= Beginning of Section =

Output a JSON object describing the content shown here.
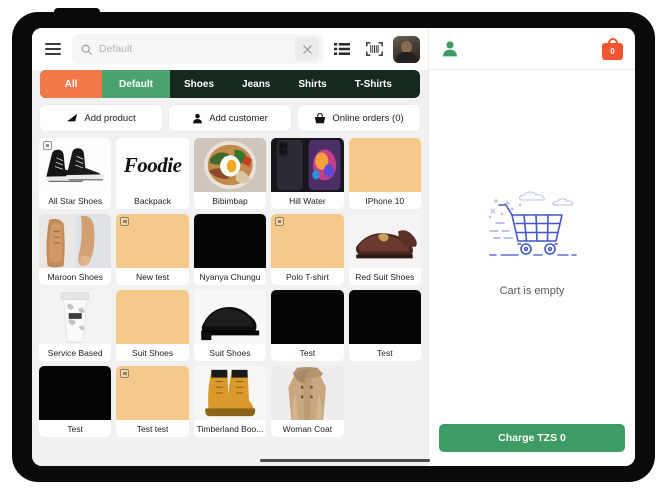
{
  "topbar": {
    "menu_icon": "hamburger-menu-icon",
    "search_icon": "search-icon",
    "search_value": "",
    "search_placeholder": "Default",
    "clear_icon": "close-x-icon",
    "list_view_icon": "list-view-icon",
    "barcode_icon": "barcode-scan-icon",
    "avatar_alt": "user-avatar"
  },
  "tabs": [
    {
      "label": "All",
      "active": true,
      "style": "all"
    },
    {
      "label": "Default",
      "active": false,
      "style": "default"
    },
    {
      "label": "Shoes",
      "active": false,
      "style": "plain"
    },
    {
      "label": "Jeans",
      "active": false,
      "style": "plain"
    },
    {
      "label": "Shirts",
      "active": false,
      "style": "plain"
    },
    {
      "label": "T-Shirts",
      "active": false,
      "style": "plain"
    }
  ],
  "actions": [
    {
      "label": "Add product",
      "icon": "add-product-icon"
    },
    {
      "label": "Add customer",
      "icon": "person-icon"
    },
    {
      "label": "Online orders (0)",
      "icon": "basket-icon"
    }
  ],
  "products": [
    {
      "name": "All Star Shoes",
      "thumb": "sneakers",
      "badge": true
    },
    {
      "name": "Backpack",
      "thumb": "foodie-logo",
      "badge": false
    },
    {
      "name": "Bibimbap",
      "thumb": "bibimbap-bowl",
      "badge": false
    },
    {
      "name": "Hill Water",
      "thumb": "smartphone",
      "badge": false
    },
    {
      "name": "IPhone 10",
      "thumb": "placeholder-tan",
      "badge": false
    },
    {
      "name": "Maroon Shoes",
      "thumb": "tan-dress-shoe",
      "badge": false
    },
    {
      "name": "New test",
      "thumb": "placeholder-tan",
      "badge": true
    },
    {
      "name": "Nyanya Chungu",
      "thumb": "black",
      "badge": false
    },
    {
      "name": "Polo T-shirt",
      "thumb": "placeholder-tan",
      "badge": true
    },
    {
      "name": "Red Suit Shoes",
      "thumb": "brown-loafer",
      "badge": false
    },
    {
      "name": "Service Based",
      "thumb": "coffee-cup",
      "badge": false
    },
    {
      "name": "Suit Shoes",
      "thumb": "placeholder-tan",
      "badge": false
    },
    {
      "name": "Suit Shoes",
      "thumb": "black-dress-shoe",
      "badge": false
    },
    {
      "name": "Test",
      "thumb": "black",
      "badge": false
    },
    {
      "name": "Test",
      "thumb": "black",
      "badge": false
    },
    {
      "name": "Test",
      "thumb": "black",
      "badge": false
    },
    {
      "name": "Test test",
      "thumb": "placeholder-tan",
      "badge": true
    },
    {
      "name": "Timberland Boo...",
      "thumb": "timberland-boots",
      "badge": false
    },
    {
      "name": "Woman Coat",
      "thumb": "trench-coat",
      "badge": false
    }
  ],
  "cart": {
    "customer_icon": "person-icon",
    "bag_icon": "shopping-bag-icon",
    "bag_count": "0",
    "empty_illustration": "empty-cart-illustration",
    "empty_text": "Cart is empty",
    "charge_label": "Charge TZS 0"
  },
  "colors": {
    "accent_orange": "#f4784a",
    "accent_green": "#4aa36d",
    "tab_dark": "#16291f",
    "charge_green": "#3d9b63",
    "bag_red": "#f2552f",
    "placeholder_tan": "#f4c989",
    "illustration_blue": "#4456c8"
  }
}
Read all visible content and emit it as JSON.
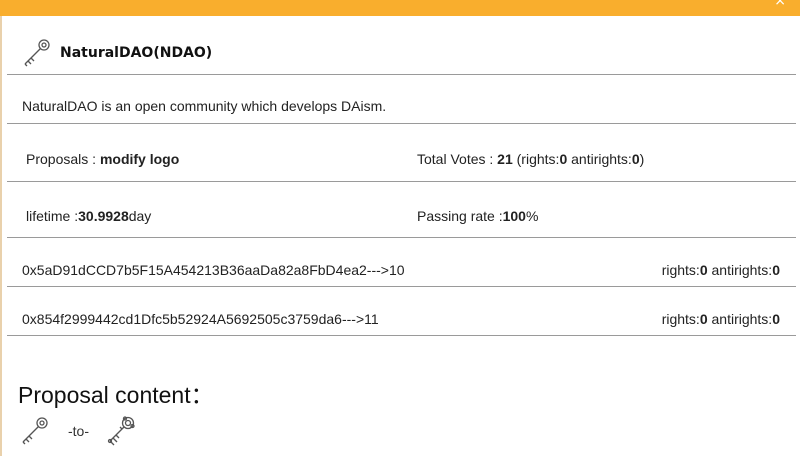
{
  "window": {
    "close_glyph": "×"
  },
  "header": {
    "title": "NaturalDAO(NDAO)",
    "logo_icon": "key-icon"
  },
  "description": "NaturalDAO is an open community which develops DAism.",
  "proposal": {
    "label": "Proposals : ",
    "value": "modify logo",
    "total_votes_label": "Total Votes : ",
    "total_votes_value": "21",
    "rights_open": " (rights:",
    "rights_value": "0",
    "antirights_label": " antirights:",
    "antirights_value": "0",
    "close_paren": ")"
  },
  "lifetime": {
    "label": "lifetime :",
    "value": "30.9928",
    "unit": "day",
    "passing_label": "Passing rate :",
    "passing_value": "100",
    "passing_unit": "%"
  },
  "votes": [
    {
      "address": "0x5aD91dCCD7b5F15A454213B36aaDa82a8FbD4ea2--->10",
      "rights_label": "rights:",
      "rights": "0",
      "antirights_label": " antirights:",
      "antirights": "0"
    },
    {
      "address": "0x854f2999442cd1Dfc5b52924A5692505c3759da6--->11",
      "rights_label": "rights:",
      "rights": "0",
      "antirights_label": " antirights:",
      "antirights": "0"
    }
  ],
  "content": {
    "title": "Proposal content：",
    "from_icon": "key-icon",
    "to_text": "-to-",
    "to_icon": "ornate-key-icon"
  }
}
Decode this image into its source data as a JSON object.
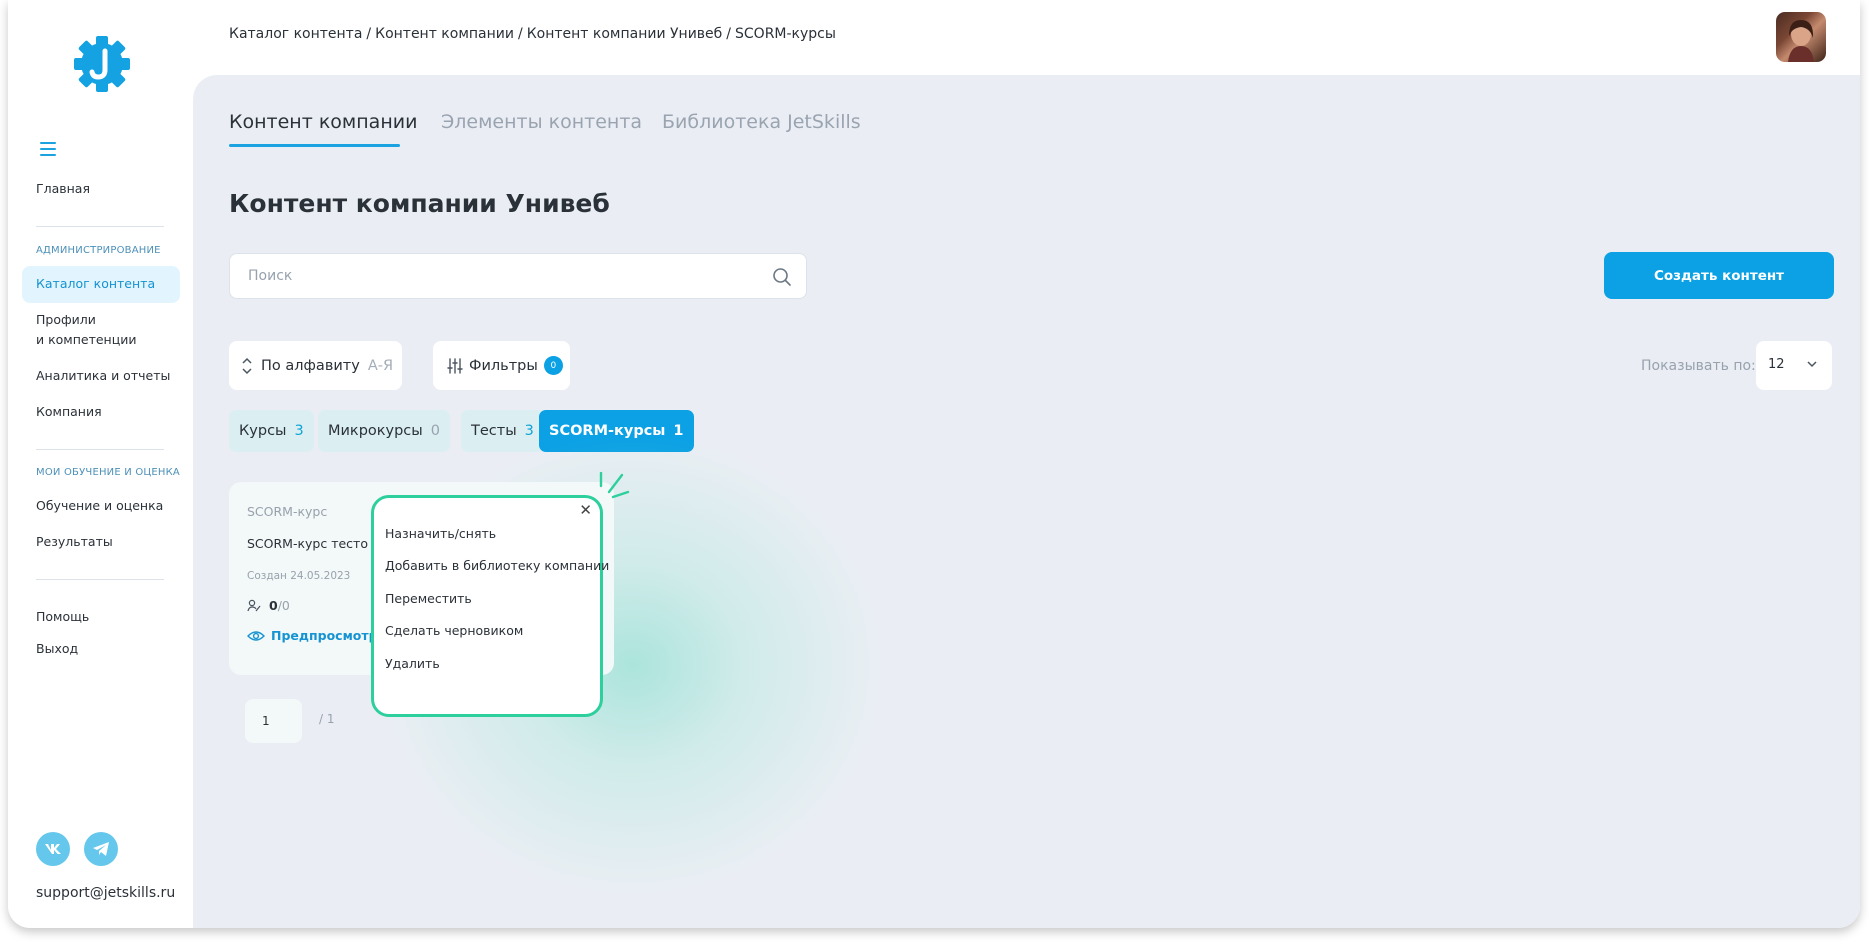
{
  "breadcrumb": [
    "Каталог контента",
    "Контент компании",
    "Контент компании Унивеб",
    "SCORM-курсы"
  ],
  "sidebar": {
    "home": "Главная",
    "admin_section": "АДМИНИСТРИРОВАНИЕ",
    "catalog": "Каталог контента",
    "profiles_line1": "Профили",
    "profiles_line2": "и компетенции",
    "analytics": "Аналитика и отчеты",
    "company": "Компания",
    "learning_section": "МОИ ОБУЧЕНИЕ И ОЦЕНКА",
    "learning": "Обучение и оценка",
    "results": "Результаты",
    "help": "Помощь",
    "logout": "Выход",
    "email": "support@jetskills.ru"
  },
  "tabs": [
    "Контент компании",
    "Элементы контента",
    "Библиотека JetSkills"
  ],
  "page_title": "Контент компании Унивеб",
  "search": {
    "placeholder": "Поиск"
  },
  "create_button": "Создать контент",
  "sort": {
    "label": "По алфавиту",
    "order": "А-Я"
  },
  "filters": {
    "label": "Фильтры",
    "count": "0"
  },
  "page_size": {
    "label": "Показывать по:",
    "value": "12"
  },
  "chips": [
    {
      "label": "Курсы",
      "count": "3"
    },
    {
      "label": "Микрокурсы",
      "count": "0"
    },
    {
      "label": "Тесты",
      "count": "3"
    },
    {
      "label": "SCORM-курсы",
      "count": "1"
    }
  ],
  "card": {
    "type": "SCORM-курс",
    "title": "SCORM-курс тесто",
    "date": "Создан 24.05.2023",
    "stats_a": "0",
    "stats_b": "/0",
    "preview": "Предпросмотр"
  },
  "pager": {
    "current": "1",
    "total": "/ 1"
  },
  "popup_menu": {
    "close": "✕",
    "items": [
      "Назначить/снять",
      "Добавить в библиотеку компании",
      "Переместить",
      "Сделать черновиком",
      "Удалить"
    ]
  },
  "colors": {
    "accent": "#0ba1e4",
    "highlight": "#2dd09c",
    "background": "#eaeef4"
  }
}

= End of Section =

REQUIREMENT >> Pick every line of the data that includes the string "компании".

ANSWER FOR THE TASK >>
    "Контент компании",
    "Контент компании Унивеб",
    "Контент компании",
  "page_title": "Контент компании Унивеб",
      "Добавить в библиотеку компании",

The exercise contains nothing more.